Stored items

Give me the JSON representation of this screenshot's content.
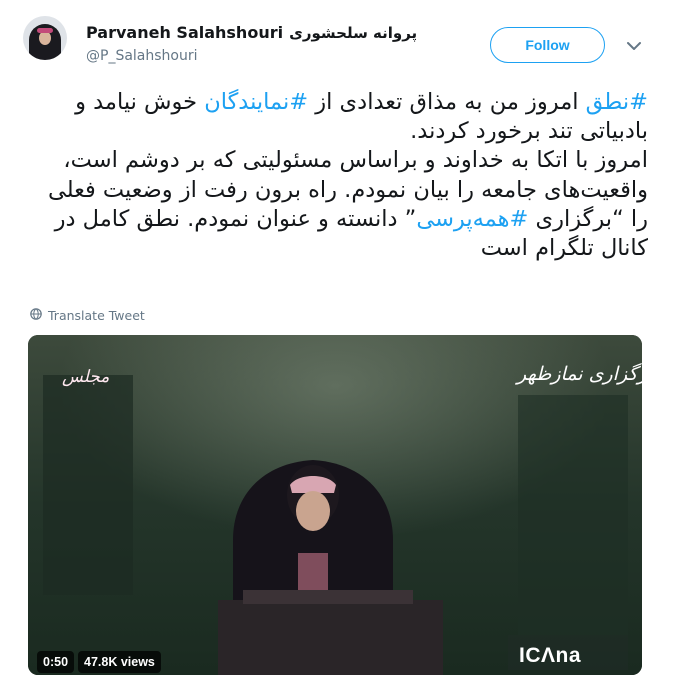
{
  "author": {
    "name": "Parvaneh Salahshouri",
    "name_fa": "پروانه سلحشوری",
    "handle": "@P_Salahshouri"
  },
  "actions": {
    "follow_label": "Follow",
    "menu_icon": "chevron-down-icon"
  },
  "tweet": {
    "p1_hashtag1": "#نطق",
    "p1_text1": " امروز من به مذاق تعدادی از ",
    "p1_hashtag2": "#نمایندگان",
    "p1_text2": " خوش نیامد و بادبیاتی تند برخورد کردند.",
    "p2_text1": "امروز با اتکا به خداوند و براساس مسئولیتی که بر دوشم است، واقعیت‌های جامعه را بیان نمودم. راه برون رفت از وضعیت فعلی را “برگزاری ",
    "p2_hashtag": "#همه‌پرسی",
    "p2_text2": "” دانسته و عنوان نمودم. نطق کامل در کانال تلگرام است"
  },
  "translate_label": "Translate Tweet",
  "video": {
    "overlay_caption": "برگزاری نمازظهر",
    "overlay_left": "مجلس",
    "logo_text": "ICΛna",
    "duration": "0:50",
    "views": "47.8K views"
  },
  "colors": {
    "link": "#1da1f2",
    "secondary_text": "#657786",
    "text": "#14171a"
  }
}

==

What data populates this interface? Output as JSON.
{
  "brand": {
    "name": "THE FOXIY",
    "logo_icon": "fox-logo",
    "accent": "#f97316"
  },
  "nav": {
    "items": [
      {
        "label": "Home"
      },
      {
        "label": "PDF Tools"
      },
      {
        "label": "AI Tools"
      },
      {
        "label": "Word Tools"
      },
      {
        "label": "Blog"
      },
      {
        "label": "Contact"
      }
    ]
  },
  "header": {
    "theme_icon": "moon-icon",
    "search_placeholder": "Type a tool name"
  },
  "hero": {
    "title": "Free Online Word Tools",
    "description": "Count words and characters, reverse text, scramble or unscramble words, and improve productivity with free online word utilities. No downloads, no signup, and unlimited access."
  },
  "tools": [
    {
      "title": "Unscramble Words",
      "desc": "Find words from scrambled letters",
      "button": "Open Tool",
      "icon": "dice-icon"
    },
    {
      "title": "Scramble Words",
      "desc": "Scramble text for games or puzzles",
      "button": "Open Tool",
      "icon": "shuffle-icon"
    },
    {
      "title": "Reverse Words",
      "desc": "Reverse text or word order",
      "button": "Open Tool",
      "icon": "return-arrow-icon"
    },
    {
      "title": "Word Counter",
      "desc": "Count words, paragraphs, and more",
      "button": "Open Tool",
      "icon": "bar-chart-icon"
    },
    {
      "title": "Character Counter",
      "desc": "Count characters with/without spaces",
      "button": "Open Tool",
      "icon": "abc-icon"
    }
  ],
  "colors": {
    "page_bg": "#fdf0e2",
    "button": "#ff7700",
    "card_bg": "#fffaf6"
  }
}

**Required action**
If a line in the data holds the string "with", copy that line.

**Task output**
    "description": "Count words and characters, reverse text, scramble or unscramble words, and improve productivity with free online word utilities. No downloads, no signup, and unlimited access."
      "desc": "Count characters with/without spaces",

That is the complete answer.